The weekend's blizzard continued to cause commuters serious inconveniences during the week. Monday morning six trains were cancelled, 92 trains were delayed, and morning service was entirely suspended between Ronkonkoma and Greenport.
The Ronkonkoma line continued to experience delays of over an hour through Tuesday night. All lateness was attributed to complications from the inclement weather, including equipment malfunctions.
The railroad experienced 184 delays and/or cancellations on Sunday. The worst of which involved the train that remained snowbound near Wyandanch for over three hours; as a result an estimated 150 passengers were stranded for hours without heat. The trapped train was the 2:54 a.m. to Ronkonkoma.
On Tuesday evening several commuters and those who had been waiting for friends and family to return were interviewed at the Ronkonkoma Train Station to find out how they felt about the LIRR's handling of the recent blizzard conditions.
On Tuesday afternoon, Epiphany Kearney, 17, spent three hours on the train traveling from Queens to Ronkonkoma. She felt the LIRR was not straightforward about divulging the extent of the holdup.
"They said it was delayed; they didn't say how severe, or else I wouldn't have come," she said.
By the time Kearney arrived at 6:30 p.m., her friend, who was expecting her hours earlier, couldn't be reached. She ended up just hanging out at the station for a few more hours until the train pulled in to take her back home. The despondent teen said, "I spent $21 to come sit in the Ronkonkoma Train Station."
Richard Fischetti from Middle Island was waiting for the train his wife was on for her daily commute from Manhattan on the 6:25 p.m. train. An hour later it still hadn't shown up. Fischetti was floored by the perceived unprofessionalism of the rail system which serves over 100,000 commuters between New York City and Long Island on weekdays, and is the busiest commuter railroad in North America.
"A big company like this, how could they suspend service? I mean they knew about the storm for days before it came," said Fischetti.
He was disappointed that there weren't more workers clearing ice and snow from the tracks.
Sam Lamprecht, 17, echoed these same sentiments.
"Everyone knew the blizzard was going to happen; they should have been more prepared," she said.
An announcement was periodically broadcasted over the loudspeaker that evening informing of limited service due to snow and ice being cleared from the tracks.
Meaghan Keeler had come to Long Island to visit her family for the holiday, and was desperately trying to get back home to Brooklyn.

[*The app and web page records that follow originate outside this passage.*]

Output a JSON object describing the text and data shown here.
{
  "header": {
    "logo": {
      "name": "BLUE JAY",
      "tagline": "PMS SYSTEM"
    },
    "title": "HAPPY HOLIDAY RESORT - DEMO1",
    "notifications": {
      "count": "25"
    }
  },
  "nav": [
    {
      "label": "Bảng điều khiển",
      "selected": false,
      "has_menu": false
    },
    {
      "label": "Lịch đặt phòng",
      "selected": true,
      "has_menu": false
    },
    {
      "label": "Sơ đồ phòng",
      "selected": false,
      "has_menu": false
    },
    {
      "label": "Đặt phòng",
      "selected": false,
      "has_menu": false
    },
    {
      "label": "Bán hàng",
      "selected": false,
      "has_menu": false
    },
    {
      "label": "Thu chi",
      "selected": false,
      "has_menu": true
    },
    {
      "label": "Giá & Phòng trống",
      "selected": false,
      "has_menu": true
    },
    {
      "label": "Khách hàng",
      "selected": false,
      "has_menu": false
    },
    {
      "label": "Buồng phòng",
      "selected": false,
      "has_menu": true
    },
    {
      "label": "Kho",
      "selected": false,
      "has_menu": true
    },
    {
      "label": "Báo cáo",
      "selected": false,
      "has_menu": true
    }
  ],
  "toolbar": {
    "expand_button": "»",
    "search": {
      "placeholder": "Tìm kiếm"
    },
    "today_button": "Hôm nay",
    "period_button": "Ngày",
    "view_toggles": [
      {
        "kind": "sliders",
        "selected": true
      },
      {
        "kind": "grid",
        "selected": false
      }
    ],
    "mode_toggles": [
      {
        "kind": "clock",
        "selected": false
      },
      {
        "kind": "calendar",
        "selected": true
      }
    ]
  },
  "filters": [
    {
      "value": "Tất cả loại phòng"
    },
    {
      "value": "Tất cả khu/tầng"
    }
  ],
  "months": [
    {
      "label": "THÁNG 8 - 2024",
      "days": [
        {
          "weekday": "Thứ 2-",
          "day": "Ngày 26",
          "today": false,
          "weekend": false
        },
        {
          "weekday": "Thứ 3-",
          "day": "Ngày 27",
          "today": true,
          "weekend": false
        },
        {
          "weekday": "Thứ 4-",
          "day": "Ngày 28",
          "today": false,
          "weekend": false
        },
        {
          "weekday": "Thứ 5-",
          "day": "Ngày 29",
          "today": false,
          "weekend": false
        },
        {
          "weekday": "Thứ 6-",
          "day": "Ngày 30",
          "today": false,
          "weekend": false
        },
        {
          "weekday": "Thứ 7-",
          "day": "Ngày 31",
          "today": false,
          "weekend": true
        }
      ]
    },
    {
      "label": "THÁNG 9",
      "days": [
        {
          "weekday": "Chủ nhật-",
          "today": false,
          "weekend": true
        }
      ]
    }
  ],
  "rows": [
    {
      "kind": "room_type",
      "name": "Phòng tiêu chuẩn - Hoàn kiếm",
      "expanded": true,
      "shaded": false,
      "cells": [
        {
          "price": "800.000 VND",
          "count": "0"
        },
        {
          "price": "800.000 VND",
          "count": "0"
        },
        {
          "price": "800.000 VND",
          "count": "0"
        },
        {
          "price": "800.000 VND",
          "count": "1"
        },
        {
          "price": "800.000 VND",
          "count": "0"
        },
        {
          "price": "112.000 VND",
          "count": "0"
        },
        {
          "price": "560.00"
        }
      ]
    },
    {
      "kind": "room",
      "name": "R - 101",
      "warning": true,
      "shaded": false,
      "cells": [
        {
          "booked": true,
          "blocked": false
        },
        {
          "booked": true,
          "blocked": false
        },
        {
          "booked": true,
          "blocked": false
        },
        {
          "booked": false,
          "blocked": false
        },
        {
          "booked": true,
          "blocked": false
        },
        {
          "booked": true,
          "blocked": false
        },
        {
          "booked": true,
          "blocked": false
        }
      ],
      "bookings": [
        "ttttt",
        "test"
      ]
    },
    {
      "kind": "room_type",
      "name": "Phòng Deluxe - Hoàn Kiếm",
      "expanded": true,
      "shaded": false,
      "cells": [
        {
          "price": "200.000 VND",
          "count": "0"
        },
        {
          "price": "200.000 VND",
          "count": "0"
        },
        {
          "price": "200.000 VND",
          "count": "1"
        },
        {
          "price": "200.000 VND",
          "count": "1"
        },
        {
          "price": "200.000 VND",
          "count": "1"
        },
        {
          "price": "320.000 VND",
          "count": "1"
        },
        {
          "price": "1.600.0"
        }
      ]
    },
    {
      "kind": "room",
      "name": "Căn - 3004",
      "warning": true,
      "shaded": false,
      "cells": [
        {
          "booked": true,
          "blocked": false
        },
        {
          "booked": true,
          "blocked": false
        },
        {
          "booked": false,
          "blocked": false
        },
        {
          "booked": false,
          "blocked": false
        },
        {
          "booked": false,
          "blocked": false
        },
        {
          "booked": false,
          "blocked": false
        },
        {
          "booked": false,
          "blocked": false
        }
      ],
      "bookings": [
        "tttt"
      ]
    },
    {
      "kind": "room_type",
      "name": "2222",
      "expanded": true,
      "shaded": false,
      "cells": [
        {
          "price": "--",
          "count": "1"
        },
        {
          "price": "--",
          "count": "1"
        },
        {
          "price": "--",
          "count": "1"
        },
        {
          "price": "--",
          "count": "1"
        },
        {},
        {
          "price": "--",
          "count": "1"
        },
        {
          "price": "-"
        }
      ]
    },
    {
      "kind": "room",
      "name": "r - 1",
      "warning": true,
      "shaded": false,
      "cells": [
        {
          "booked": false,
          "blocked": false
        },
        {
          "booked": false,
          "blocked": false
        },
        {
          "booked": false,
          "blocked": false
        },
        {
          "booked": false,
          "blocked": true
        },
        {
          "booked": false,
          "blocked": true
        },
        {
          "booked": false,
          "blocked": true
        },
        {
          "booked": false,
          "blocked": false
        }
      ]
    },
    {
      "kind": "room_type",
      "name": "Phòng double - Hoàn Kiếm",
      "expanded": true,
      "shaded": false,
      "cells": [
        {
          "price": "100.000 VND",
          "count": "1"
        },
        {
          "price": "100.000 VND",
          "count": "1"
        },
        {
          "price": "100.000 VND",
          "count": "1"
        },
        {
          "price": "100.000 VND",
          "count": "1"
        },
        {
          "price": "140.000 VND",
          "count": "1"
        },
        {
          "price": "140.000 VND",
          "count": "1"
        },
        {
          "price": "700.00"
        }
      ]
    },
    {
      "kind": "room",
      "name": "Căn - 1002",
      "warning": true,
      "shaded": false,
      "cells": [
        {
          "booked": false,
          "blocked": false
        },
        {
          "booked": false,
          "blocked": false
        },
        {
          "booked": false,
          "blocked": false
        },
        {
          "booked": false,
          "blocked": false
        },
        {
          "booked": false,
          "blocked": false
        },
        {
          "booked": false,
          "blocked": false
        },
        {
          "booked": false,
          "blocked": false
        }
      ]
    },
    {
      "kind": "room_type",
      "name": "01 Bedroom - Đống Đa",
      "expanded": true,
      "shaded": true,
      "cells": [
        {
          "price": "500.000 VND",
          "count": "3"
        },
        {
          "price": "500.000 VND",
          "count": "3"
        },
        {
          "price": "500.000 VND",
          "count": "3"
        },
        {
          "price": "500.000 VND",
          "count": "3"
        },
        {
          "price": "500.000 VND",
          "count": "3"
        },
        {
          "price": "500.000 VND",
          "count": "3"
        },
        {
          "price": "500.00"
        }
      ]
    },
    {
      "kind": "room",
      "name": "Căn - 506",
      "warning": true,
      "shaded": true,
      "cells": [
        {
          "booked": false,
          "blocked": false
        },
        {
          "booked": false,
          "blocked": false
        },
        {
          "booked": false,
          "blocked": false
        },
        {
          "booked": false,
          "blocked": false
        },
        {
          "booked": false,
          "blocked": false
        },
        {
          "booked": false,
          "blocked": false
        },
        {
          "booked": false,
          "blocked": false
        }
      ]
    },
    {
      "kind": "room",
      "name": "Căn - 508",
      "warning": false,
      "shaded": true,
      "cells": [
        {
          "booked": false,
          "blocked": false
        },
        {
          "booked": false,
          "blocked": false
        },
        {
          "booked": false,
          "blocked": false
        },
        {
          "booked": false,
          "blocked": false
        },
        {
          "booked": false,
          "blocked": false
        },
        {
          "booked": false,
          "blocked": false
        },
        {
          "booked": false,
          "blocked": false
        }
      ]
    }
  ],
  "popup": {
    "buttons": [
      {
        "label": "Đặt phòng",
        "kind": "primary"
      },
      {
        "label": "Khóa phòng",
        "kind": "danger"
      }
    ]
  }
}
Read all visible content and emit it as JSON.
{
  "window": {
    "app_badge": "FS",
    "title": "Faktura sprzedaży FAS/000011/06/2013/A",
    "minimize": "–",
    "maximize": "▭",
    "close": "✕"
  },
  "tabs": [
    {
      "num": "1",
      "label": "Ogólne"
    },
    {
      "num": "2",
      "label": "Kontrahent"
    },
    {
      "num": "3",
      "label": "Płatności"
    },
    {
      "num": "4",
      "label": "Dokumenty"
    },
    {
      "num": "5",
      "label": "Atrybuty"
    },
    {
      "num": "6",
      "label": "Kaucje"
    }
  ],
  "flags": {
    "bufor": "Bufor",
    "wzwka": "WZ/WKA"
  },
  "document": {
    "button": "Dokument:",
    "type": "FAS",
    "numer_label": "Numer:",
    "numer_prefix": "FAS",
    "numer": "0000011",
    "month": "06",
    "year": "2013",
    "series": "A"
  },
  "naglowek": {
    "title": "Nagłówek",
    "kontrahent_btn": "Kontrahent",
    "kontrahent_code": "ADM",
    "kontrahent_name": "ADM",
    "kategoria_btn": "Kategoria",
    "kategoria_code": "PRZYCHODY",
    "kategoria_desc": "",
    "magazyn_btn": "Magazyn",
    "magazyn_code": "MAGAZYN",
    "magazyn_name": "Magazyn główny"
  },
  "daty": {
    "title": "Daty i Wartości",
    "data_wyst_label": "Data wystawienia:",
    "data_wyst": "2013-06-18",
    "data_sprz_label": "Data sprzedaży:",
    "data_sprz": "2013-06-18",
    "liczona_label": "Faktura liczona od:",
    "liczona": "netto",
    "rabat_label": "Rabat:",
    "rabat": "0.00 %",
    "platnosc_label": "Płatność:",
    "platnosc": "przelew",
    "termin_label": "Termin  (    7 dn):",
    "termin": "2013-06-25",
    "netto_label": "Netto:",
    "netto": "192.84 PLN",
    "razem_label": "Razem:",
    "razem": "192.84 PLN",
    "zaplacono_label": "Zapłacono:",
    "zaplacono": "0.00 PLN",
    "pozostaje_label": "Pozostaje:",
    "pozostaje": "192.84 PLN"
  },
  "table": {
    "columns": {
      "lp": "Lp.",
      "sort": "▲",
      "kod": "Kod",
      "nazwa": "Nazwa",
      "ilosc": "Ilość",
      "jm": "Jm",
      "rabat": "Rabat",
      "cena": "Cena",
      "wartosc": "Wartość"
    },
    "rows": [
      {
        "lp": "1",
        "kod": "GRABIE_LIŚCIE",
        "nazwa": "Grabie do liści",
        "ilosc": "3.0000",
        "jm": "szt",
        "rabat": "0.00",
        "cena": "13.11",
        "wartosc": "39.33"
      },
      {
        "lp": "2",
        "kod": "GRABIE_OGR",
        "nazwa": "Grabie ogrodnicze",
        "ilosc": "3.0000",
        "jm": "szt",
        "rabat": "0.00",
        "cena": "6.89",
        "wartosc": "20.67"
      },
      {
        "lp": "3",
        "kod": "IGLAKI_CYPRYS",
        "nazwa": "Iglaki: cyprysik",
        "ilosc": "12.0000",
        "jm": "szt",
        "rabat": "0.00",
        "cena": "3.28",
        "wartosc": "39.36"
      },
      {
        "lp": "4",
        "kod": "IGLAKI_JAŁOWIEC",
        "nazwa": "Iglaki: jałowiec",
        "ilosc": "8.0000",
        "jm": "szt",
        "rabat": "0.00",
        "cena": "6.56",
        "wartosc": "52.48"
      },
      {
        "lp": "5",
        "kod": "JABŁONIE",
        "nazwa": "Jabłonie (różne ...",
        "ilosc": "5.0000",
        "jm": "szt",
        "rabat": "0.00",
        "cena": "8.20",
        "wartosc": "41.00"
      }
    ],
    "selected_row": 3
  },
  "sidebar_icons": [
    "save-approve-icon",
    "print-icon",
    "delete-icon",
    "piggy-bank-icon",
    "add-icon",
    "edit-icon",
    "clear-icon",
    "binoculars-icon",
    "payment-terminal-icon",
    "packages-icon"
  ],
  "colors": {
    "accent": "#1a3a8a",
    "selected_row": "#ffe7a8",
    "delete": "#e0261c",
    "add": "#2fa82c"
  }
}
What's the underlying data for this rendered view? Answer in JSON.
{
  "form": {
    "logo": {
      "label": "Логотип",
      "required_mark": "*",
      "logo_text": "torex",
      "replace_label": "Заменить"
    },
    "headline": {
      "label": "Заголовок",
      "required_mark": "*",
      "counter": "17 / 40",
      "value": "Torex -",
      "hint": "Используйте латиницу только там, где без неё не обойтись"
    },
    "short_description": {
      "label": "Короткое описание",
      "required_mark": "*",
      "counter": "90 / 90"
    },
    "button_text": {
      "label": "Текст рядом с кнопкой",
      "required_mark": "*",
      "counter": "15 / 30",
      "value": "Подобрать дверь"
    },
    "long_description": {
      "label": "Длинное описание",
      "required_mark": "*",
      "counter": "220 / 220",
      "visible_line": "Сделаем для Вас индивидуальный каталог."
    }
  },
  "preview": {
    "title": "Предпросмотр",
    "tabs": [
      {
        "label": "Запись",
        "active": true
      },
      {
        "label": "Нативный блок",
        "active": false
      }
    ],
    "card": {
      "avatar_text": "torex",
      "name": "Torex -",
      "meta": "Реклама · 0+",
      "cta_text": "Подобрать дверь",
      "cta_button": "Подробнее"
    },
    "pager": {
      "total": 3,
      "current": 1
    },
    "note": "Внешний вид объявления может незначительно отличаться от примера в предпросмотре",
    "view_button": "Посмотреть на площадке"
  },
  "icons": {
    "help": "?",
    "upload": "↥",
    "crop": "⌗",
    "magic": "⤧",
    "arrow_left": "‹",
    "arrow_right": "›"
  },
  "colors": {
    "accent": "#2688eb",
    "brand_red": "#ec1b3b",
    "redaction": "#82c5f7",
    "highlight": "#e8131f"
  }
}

"It's been a disaster with the snow," she said. "We had to stay longer because of the delay. We missed work."
A Patchogue man who commutes to the city regularly for work and asked to remain anonymous said, "The train was supposed to be here at six-thirty, it's eight o'clock; it's an hour- and- a- half late. There's a lot of misinformation. It was busses coming now the train is coming — there's definitely something wrong."
He felt misled and lied to by LIRR authorities, and expressed his indignation at what he believes is a monopoly situation that's being taken advantage of by the LIRR.
"This should've been straightened out; it's been two days," he added. "The sun was shining today, but what are you going to do? You get over it, because you have to go to work tomorrow, and there's no other way to get there."
It took Ronkonkoma resident Paul Bernstein two hours to get from Hicksville to the Ronkonkoma station, because the train got detained between Brentwood and Central Islip.
"People are still stuck at Brentwood: There are no cabs, no busses. This was handled very poorly," he said.
Maggie Bauer managed to remain upbeat, and resigned herself to her fate while waiting at the station with friends.
"I have roommates from Buffalo, and they say, 'You people on Long Island have no idea what you're doing when it snows," she said. "There's five inches and everything stops.' We might just have to spend the night on Long Island."
Check out the video clips to hear firsthand accounts from local commuters whose lives were impacted by delays.